The dedication of this Saxon church indicates the birthplace (St. Pierre near Caen) of the Norman knights who settled here. The church contains both Saxon and Norman architectural features.
Earl Harold had a hunting lodge near this site which was reduced to ashes in 1065. Worse was to befall him in 1066.
During Cromwell’s Commonwealth (1647 – 1659), William Hurd, the minister, was ‘turned out of the Rectory’. The font, the Norman stone altar top and the 15th Century oak chancel screen were similarly ejected but survived, thanks to the cunning of the parishioners who hid or buried them. They were re-united in the present building in 1874.
For centuries a place of worship for a small rural community, this tiny church now draws in an eclectic congregation for the 1662 Rite of Holy Communion on Sunday morning, sometimes augmented by patrons of the Marriott St. Pierre Hotel and Golf Club, the present owners of the surrounding buildings and land.

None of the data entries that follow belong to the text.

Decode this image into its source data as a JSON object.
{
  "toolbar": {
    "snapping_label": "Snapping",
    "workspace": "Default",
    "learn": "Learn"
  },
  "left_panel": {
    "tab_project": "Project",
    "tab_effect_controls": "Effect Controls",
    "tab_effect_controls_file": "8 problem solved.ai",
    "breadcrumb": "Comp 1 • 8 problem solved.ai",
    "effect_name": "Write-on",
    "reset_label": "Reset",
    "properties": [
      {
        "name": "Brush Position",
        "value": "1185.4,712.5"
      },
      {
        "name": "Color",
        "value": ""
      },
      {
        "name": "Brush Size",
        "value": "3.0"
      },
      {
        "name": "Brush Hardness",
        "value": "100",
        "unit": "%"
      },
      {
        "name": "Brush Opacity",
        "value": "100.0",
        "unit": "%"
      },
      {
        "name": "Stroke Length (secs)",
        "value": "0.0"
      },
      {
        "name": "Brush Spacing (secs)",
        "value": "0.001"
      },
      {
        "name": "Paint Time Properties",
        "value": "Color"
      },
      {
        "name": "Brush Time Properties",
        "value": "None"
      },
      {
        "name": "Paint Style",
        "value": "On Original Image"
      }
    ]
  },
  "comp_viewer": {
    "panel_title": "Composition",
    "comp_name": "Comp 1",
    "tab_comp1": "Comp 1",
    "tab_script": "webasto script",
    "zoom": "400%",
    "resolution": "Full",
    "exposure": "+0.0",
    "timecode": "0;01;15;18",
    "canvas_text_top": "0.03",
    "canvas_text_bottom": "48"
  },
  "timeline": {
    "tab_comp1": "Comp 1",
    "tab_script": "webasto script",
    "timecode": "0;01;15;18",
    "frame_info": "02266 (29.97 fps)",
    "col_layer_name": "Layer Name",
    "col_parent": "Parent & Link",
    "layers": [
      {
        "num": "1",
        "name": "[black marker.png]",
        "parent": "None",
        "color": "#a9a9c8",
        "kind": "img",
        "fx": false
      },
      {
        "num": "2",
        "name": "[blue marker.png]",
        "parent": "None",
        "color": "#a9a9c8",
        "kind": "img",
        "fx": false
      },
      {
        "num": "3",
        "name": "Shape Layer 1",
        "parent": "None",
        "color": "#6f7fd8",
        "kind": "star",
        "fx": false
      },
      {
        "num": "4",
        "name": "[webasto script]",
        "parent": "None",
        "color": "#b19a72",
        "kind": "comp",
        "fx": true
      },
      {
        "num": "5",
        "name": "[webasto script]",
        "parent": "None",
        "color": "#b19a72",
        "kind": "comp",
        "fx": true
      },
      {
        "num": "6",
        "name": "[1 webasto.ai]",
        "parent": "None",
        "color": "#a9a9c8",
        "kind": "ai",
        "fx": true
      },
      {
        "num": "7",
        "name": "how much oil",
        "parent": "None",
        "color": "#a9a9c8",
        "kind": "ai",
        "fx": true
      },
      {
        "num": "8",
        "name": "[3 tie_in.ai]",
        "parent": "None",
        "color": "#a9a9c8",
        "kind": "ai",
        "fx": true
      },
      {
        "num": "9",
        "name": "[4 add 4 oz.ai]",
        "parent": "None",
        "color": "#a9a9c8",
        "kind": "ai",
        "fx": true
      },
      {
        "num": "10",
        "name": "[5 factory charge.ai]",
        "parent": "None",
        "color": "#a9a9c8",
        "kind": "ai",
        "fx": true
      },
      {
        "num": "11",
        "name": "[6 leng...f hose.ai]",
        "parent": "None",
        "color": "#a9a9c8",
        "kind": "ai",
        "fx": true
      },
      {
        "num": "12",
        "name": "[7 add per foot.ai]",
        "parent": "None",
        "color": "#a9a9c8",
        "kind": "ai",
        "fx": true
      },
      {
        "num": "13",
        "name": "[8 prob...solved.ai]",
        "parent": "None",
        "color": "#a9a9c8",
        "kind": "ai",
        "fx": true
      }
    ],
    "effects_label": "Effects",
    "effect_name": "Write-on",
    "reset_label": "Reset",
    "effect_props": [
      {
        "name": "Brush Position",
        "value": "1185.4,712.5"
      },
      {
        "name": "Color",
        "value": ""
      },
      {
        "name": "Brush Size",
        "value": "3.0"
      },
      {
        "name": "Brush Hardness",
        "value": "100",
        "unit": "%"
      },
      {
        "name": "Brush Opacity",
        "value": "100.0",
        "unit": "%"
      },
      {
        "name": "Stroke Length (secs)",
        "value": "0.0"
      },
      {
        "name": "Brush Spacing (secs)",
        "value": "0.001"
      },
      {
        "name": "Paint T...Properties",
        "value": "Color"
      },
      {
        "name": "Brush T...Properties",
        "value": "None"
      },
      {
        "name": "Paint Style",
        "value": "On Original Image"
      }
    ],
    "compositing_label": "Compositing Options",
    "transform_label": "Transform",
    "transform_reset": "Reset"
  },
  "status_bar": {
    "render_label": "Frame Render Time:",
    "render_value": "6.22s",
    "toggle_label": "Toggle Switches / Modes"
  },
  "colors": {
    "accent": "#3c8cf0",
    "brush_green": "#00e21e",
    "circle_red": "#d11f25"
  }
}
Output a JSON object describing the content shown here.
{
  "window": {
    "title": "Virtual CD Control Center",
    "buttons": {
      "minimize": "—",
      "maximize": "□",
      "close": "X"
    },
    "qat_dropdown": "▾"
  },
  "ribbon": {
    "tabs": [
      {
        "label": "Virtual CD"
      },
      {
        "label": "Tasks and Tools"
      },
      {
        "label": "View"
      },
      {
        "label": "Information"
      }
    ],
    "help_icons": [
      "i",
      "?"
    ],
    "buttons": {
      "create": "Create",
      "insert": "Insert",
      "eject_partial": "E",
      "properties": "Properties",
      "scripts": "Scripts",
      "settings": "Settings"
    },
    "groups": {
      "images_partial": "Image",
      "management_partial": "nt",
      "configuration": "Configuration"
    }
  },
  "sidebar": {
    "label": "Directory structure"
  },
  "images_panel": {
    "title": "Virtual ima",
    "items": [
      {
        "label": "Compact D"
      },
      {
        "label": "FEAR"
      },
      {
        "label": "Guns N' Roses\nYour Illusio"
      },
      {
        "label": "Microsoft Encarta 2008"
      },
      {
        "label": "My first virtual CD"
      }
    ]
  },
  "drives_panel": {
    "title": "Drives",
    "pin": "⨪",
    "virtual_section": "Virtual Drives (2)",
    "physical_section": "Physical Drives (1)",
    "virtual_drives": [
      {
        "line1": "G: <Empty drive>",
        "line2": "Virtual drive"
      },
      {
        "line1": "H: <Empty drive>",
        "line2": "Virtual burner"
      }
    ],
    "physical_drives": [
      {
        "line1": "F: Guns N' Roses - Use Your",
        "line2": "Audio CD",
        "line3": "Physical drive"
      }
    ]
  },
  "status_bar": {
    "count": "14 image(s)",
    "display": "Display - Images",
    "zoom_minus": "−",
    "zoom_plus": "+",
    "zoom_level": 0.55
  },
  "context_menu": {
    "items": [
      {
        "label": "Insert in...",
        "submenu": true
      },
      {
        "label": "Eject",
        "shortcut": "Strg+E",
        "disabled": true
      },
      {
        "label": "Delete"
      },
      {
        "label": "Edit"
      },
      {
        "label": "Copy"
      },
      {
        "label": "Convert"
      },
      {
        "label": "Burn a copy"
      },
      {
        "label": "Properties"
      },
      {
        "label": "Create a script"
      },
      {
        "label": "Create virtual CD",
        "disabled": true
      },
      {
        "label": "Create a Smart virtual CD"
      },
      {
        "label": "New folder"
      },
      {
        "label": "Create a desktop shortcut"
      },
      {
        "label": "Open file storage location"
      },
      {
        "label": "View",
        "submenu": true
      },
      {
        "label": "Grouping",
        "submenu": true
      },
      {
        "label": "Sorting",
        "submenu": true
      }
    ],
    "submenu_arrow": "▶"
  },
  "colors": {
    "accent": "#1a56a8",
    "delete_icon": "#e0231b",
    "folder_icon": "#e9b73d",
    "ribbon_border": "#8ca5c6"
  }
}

The accuracy of the sign indicating the incumbent’s dedicated parking space immediately adjacent to the churchyard gate was challenged by the previous Archbishop of Canterbury. The legend reads: “Reserved Vicar”. Rowan’s comments are not for publication.
St. Peter is represented in the Grouped Parish Logo by his keys.
with thanks to Monnica Williams for the potted history